Friday, November 26, 2021
Wednesday, November 24, 2021
Even after frost, some flowers hold onto their beauty. When you look closely, you can see the details: the hairs on the leaves, the disc flowers in the center, the delicate petals that curl back. You might even find some seeds that you can shake out and let fall to the ground - or collect and plant in your own garden.
As you walk around your neighborhood, local parks, and even your backyard, look for the beauty in frost-killed flowers. Do you notice details you didn't see when they were green and showy?
If you are really lucky - and outside in the early morning - you might even catch frost on the petals!
Friday, November 19, 2021
Wednesday, November 17, 2021
Friday, November 12, 2021
Wednesday, November 10, 2021
One of the cool things about this time of year - aside from the temperature - is the contrast of colors I find in our yard. Reds, greens, golds... there is so much beauty right under our feet.
This week take a look at the ground around you. What colors do you see? What kinds of plants and leaves are on the ground? What does it smell like and sound like as you walk along?

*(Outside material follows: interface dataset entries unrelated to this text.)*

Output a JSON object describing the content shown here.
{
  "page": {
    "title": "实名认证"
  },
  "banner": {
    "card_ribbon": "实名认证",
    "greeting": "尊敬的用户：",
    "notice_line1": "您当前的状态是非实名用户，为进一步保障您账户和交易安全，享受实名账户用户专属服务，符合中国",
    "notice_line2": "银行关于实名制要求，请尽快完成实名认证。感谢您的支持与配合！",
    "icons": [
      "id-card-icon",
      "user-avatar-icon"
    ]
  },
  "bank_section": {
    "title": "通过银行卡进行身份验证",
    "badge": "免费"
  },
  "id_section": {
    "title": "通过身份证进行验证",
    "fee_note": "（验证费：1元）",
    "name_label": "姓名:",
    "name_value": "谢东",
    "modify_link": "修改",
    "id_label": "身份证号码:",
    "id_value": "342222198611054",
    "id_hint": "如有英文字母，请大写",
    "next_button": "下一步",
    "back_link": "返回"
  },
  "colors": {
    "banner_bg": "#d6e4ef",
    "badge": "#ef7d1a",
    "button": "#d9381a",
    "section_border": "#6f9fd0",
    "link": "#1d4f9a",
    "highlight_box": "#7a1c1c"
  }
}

Friday, November 5, 2021
Wednesday, November 3, 2021
There's a small bit of old board laying in the grass next to my porch. I probably used it to level a flower pot a few years ago. Over the years moss and lichens began growing.

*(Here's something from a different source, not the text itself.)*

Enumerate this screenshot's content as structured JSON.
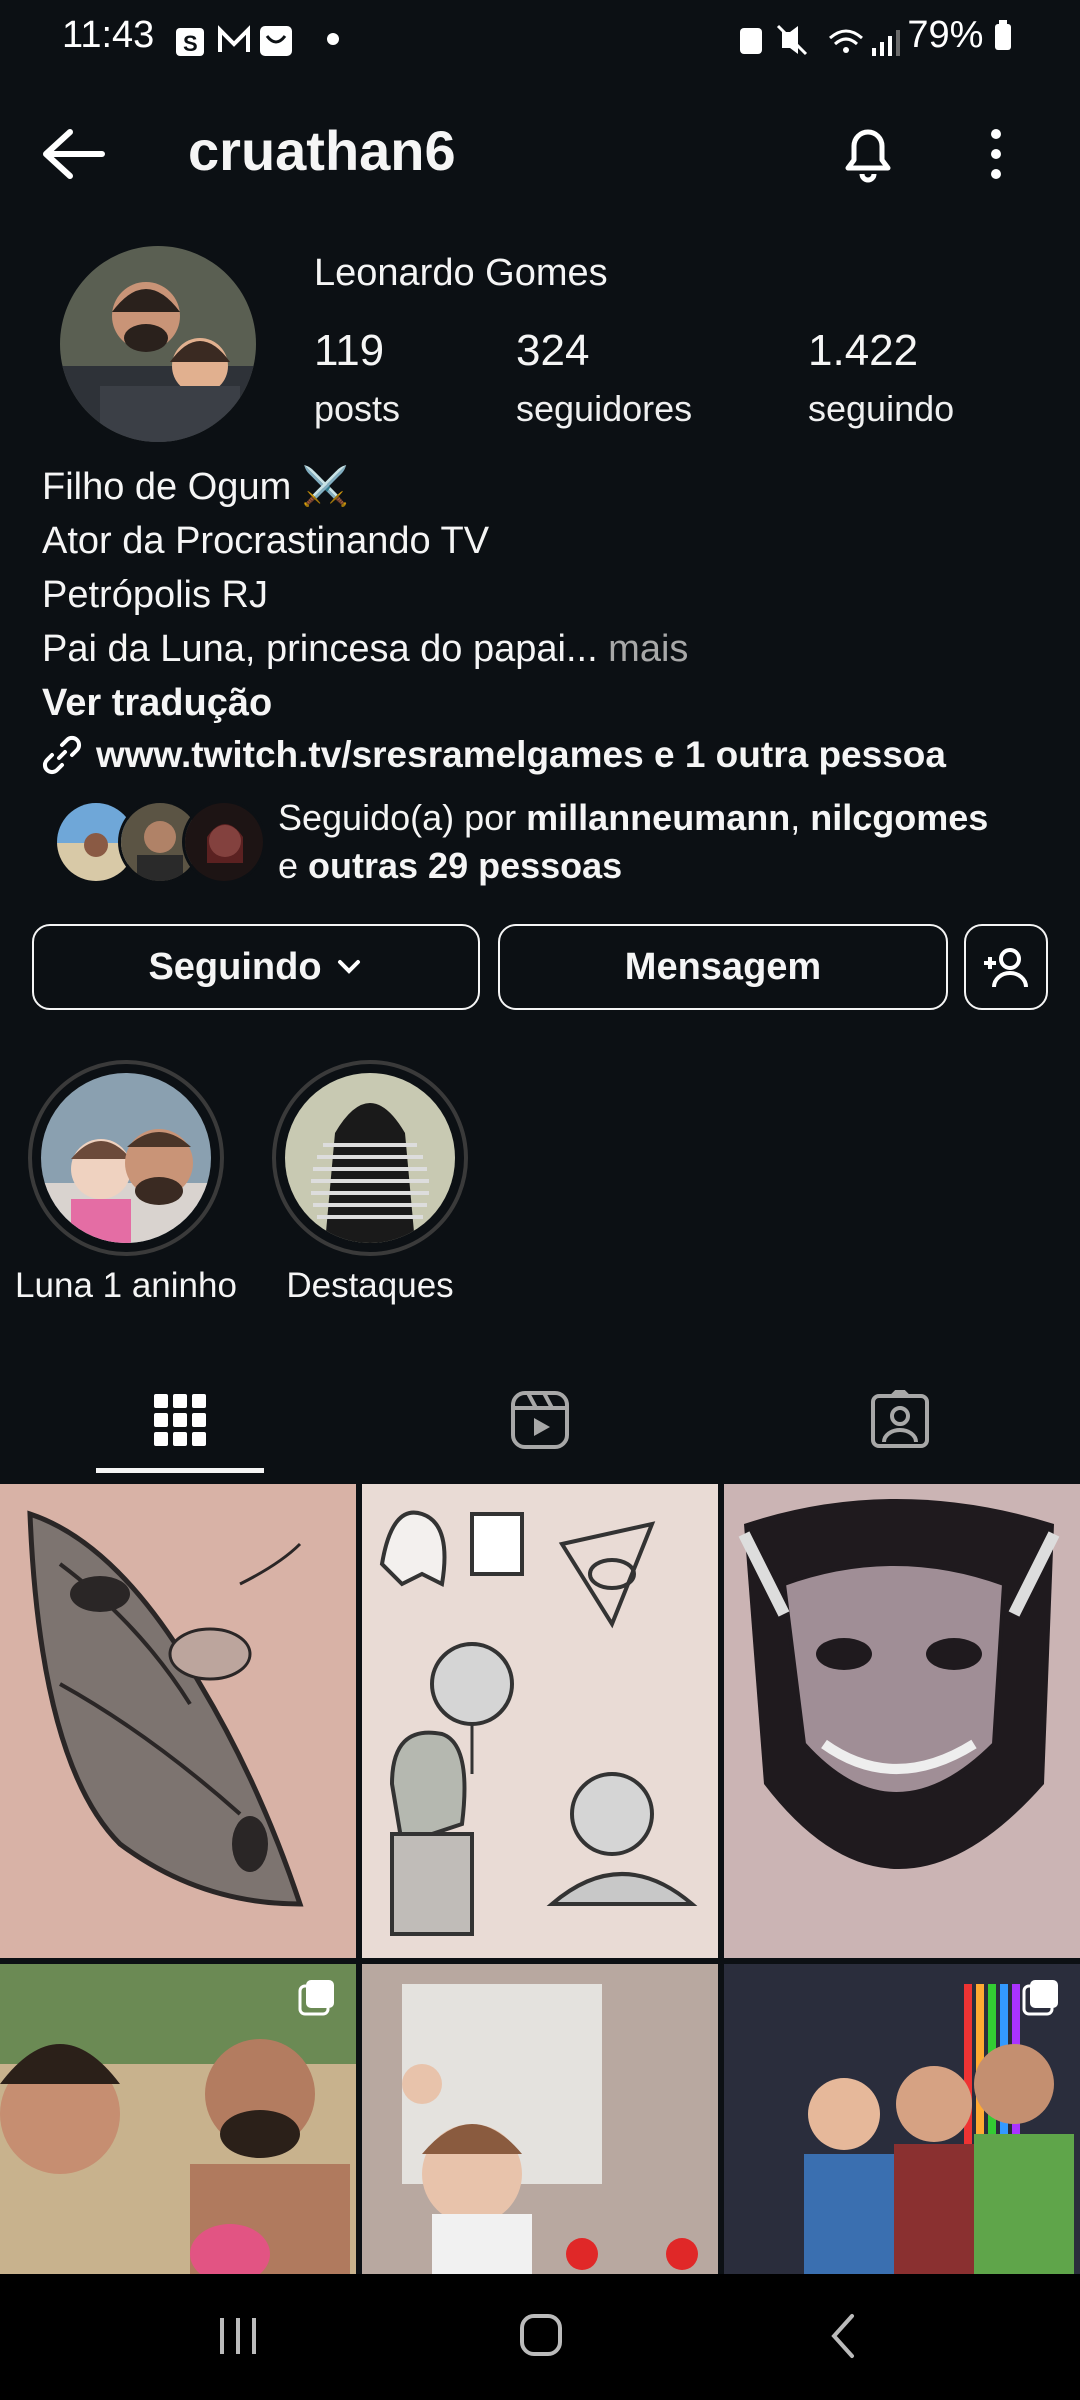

Then, mid-September, a very strange thing showed up.
Kind of roundish.
Kind of tough and leathery-ish.
Nestled into the grass and moss like an egg. But with a tiny hole at the top.
I figured it was a fungus of some sort. But what?
Turns out it's an Earthball. Also called the Pigskin Poison Puffball. It doesn't have much of a stipe (stem) - just a tiny bit that connects it to the soil.
I decided to watch it for a couple weeks to see what happened.
I checked on my Earthball every day for about... three days. Then I forgot. I'd charge out the door on my way to the garden, the library, the mailbox. And I'd say "oh, I'll take a good look at it when I get back."
Over the span of 20 days, the Earthball aged. It got scaly and looked a bit deflated. Nothing had eaten it - somehow I thought it might be nibbled by one of the chipmunks that hang out on the porch. But no, the animals left it alone. I guess nobody wants to partake of Pigskin Poison Puffball.
Three days later it had split, in an uneven tear. A dusting of black spores covered the moss and grass.
Want to learn more about Earthballs? Here's a great post from Fungus Fact Friday.
What sort of fungi are hanging around your porch?